CityLights (Indian Film)
Release Date: May 30, 2014
Director: Hansal Mehta
Original Screenplay by: Sean Ellis, Frank E. Flowers
Screenplay by: Ritesh Shah
Cast: Rajkummar Rao, Manav Kaul, Patralekha
Coming off a certain height from watching Rajkummar Rao in Kai Po Che! and, to a certain extent, Shahid, I was looking forward to CityLights until I saw the trailer and realized it was a remake of the critically successful –thrilling, yet spirit downer– English-Philippines co-production of Metro Manila. It’s funny that Indian filmmakers, especially coming from a Mukesh Bhatt production, are so paranoid of being called a rip-off now that they made sure that Sean Ellis was credited multiple times during the opening and ending credits. Without counting, it probably showed up about a dozen times. In case you weren’t sure.
Though people defend remakes saying that a new interpretation is always welcomed (I still do not believe Fincher’s version of Dragon Tattoo, though glossy, was necessary), I was questioning the decision to bring this story to the screen, so close to the previous version, despite the cultural and setting change. If the drama in Metro Manila got on your nerves, let me tell you- in this Indian version, everything that can go wrong goes worse with ten times the drama and none of the thrills.
CityLights tells the story of Deepak (Rao), an ex-army man from Rajasthani trying to make a living with his small clothing store. Unable to make his payments on time, he with his wife Rakhee (Patralekha) and their child move to Mumbai in search for a better future, only to be kicked around by the challenges of a big city.
While the film manages to work as a stand alone piece with decent photography, music, and more than competent acting, the script really tried to milk as much of the melodrama that it could. It wasn’t enough that this family was starving to death, we need to question Rakhee’s taking up dancing at the bar. Not only through her, but also through her husband’s jealousy and his co-workers… including Vishnu (Kaul) who uses it as a tipping point with Deepak. He’s shamed into stealing because his wife might-or-not be selling her body. Let me get this, he is a good father for stealing for his family, while her honor is saved because her body is only his, RIGHT? Excuse me as I wallow watching Chandni Bar once again.

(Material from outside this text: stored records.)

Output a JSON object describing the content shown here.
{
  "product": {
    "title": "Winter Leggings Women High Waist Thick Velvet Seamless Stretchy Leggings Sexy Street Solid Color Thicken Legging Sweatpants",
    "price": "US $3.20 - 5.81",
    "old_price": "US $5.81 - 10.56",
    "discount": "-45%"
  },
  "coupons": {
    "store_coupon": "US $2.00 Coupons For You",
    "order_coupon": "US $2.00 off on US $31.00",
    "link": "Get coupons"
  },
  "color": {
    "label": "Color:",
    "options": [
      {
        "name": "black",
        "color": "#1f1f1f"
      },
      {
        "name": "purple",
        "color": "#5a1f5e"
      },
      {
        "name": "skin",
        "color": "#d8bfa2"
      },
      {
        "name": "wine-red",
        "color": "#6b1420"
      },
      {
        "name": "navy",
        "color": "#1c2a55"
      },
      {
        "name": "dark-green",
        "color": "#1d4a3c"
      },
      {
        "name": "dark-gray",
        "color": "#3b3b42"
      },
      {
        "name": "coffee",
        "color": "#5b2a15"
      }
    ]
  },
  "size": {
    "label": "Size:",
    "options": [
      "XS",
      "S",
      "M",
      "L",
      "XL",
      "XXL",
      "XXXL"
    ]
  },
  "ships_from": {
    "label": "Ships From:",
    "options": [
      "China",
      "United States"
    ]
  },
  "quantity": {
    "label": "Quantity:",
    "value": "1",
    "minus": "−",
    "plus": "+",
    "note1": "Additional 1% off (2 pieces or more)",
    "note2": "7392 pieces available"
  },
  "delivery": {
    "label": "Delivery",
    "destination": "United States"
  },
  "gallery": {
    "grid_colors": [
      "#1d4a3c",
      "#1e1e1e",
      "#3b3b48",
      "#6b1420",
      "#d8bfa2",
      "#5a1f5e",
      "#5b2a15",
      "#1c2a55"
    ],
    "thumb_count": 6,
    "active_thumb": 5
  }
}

That’s only one detail that I wasn’t game for, then there’s the kicking while you are down that Deepak’s boss does to make him even more of a victim for the last act, and the total setup for the whole heist that seems a lot more planned out on Deepak’s behalf, than how it was laid out in Manila. I know action sequences aren’t Indian filmmakers’ forte, but this just needed some more punch at the end.
Even though it wasn’t a technically faulty remake, the dramatic aspect could have been a lot better handled without going to extremes of how horrible people can be and how much of poor victims this family was like in the more balance Siddharth.